Beyond the formal studies of the GCP, analyses include many explorations that tap into the direct perception of meaning through structure, symmetry, and beauty. The complementary combination of scientific and aesthetic perspectives is fundamental to Dr. Nelson’s work. It leads to an ongoing search for the story that underlies and supports rigorous research and which may be essential for its interpretation. Current scientific models and theories are only skeletal approximations of the complexities that characterize consciousness. An enrichment of scientific research through the power of creative insight and the wisdom of spiritual disciplines is ultimately required for deeper understanding.

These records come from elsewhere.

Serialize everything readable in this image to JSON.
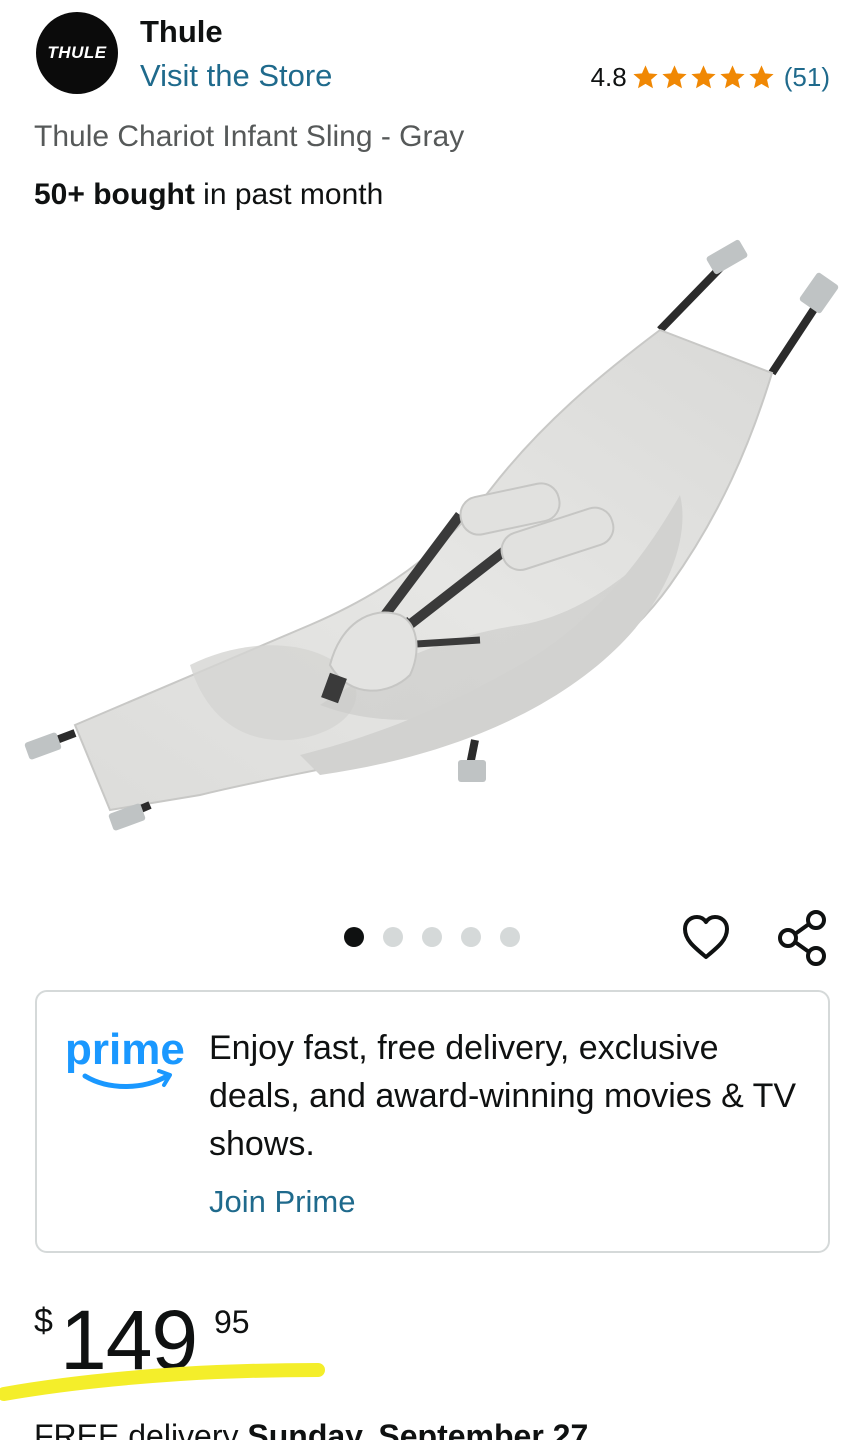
{
  "brand": {
    "logo_text": "THULE",
    "name": "Thule",
    "visit_store": "Visit the Store"
  },
  "rating": {
    "value": "4.8",
    "stars": 5,
    "count": "(51)",
    "star_color": "#f08804"
  },
  "product": {
    "title": "Thule Chariot Infant Sling - Gray",
    "bought_bold": "50+ bought",
    "bought_rest": " in past month"
  },
  "gallery": {
    "total_images": 5,
    "active_index": 0
  },
  "prime": {
    "logo_text": "prime",
    "description": "Enjoy fast, free delivery, exclusive deals, and award-winning movies & TV shows.",
    "cta": "Join Prime",
    "brand_color": "#1a98ff"
  },
  "price": {
    "currency": "$",
    "whole": "149",
    "fraction": "95"
  },
  "delivery": {
    "prefix": "FREE delivery ",
    "date": "Sunday, September 27"
  },
  "colors": {
    "link": "#1f6a8c",
    "highlight": "#f4ee2a"
  }
}
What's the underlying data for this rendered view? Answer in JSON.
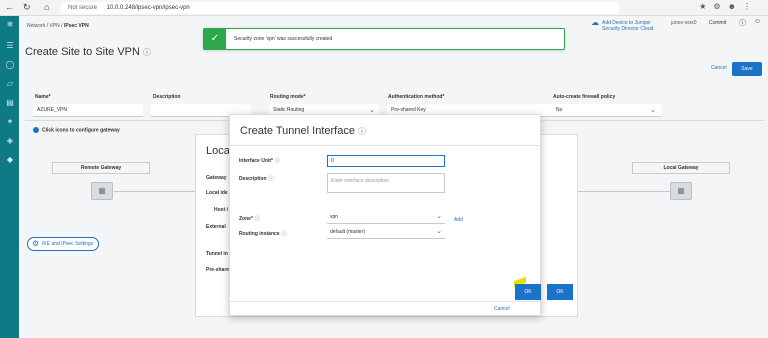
{
  "browser": {
    "not_secure": "Not secure",
    "url": "10.0.0.248/ipsec-vpn/ipsec-vpn"
  },
  "header": {
    "breadcrumb": [
      "Network",
      "VPN",
      "IPsec VPN"
    ],
    "add_device": "Add Device to Juniper Security Director Cloud",
    "user": "junos-vsrx0",
    "commit": "Commit"
  },
  "toast": {
    "message": "Security zone 'vpn' was successfully created"
  },
  "page": {
    "title": "Create Site to Site VPN",
    "cancel": "Cancel",
    "save": "Save"
  },
  "form": {
    "name_label": "Name*",
    "name_value": "AZURE_VPN",
    "description_label": "Description",
    "routing_label": "Routing mode*",
    "routing_value": "Static Routing",
    "auth_label": "Authentication method*",
    "auth_value": "Pre-shared Key",
    "autofw_label": "Auto-create firewall policy",
    "autofw_value": "No"
  },
  "canvas": {
    "hint": "Click icons to configure gateway",
    "local_title": "Local",
    "remote_gateway": "Remote Gateway",
    "local_gateway": "Local Gateway",
    "ike_button": "IKE and IPsec Settings",
    "labels": [
      "Gateway",
      "Local ide",
      "Host i",
      "External",
      "Tunnel in",
      "Pre-share"
    ]
  },
  "modal": {
    "title": "Create Tunnel Interface",
    "unit_label": "Interface Unit*",
    "unit_value": "0",
    "desc_label": "Description",
    "desc_placeholder": "Enter interface description",
    "zone_label": "Zone*",
    "zone_value": "vpn",
    "add_link": "Add",
    "ri_label": "Routing instance",
    "ri_value": "default (master)",
    "cancel": "Cancel",
    "ok": "OK"
  }
}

As Dr. Nelson refers to it, we are at a critical time in history. We face the necessity to transform our civilization into one that is conscious of its potentials and responsibilities. We have the ability to choose cooperation and collaboration over dissension and strife. The result will be a flowering of culture and a reversal of trends that threaten to destroy a world we love yet which we take for granted. The GCP has a role to play by focusing an illuminating technological perspective on our deep interconnections to each other and to the earth. It is one of a thousand thought-provoking rivulets that may coalesce into streams which converge into rivers of understanding about who we really are and how we may become conscious stewards of our destiny. When these rivulets reach the ocean of truly reflective and integrated consciousness, we will manifest our highest potentials.

The Global Consciousness Project is a long term research project which maintains a world-spanning network of random sources. Its purpose is to examine subtle correlations that may reflect the presence and activity of consciousness in the world. We hypothesize that there will be structure in what should be random data, associated with major global events that engage our minds and hearts.

November 12, 2014

Dr. Roger Nelson